I do love strolling little known streets and taking ad hoc trips to unknown places. Living close to what they call “transport links” makes a huge difference, as well. When you only need to walk 3 min. to the place where there will be trams, buses, taxis and even trains you do feel like you’re almost obliged to travel. All the better for me, as you may guess.
So, on Saturday I was waiting for a home delivery, which was not delivered due to the store’s not supplying my full address. With the bookcase assembly then being postponed, I wandered around the flat for a short time, before deciding to go to Altrincham.
I’ve never been to Altrincham before – except for a short visit in 2005. I was a BBC’s People’s War story gatherer, and on that day we were meeting the war veterans during the annual Flower Show at Tatton Park. A free bus service operated between Altrincham and Tatton Park, so I took a tram from St Peter’s Square. I had a glimpse at Altrincham’s buildings while on the bus, but it took me three years to get to walk in the town’s streets.
On Saturday afternoon the town looked and felt deserted. I recalled a visit to the old Russian city of Vladimir: I went with a group of friends during the weekend, and although the trains were fairly busy, the city was silent and calm. Altrincham was very much the same, except for its silence was almost magical. I also remembered a short stay at the Shap Wells Hotel,

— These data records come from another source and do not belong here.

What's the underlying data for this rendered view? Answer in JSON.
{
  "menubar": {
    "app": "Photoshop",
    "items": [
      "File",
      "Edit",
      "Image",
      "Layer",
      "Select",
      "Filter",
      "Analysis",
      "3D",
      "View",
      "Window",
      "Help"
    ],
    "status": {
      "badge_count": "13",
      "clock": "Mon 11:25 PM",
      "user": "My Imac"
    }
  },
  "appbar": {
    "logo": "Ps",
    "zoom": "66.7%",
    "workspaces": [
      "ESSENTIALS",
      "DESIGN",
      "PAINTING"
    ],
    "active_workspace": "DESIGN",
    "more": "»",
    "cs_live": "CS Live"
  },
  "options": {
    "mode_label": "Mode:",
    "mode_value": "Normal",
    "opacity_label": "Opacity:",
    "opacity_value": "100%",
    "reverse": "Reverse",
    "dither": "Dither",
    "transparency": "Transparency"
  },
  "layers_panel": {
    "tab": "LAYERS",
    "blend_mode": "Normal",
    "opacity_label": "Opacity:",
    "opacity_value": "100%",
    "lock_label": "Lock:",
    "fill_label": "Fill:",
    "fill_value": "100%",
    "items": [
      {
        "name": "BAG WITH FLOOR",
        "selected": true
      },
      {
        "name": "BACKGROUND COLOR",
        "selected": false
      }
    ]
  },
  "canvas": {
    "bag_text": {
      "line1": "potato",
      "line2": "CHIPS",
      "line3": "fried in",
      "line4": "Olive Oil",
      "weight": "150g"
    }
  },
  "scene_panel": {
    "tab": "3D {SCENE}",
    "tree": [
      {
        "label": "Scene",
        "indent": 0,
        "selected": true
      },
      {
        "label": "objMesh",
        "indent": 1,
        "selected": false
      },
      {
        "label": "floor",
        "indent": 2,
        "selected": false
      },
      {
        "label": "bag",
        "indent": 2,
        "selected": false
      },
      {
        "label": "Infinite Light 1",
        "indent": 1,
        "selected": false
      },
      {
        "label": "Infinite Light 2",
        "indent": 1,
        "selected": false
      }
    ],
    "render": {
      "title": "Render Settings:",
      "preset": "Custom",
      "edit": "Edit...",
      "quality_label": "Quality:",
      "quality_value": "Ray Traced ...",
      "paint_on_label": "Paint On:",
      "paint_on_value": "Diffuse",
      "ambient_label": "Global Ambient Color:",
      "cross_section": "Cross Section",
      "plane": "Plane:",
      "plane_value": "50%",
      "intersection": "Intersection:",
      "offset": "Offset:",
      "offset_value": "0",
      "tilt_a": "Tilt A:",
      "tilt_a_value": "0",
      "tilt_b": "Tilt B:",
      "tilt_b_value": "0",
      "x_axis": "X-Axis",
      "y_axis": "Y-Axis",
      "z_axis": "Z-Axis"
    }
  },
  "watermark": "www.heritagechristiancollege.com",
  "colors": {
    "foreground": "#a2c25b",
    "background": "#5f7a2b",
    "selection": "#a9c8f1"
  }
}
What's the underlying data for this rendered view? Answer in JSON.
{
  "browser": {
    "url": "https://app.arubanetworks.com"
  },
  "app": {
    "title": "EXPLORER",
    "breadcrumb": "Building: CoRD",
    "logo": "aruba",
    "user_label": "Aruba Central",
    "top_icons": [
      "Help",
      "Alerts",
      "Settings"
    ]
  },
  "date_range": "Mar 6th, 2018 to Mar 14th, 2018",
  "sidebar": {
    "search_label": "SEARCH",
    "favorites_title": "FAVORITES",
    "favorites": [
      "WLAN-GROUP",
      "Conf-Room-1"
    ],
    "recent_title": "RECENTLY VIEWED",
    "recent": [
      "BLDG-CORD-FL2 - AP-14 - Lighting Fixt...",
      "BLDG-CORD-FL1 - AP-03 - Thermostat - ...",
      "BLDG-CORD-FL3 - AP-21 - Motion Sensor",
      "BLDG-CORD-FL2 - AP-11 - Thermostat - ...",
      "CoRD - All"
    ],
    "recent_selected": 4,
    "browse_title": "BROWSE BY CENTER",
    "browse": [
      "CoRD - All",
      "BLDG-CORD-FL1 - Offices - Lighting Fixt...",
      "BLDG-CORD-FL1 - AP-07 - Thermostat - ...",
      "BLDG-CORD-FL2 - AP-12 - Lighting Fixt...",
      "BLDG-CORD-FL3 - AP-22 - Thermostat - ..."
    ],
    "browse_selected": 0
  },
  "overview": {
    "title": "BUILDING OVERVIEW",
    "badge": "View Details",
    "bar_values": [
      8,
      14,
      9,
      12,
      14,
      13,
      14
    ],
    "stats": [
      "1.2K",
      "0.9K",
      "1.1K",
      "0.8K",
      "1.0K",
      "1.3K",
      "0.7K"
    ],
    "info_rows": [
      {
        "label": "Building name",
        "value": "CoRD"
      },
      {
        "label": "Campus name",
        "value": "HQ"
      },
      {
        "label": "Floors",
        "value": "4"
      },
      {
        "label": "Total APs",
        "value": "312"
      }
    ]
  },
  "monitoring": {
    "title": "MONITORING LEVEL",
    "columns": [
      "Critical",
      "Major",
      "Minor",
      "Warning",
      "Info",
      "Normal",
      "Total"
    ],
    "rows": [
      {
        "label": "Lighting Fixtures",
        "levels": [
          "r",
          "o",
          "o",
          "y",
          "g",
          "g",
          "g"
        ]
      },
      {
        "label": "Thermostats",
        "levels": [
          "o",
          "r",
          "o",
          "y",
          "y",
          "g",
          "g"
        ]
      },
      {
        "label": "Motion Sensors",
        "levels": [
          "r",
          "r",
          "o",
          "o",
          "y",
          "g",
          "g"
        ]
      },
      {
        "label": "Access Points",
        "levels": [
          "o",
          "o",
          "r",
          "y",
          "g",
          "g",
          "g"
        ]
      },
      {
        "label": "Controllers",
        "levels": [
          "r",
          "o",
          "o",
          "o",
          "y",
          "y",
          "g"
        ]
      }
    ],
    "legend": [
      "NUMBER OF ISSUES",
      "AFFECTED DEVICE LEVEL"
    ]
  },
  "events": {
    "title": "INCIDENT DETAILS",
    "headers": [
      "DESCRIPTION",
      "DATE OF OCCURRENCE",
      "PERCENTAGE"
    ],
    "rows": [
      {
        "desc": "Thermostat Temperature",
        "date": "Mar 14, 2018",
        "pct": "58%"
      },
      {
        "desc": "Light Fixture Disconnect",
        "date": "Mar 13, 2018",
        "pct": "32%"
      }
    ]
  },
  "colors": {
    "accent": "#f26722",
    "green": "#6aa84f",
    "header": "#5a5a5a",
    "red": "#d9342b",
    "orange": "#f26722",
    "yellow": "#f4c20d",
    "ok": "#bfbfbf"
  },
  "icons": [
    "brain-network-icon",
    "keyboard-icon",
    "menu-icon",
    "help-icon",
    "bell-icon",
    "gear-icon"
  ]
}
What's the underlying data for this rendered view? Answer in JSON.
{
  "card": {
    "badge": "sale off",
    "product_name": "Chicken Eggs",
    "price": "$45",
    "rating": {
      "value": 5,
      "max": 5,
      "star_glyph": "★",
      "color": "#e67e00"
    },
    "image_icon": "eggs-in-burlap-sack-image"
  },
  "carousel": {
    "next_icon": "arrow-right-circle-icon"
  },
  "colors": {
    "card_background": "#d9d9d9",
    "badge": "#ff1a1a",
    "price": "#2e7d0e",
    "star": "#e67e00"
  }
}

There was something lovely about being called “signora”, and talking to Giorgio the chef about his long walk in Tatton Park, and then listening to the chef’s humming to himself, and then to the Italian music. Just as I was leaving, “Solo Tu” by Matia Bazar came on, which I was able to recognise because I have already seen the embedded clip on YouTube. A weekend trip to Altrincham became an unforgettable tree-gazing, tiramisu-tasting, Italian-feeling affair – something I would certainly love to relive one day.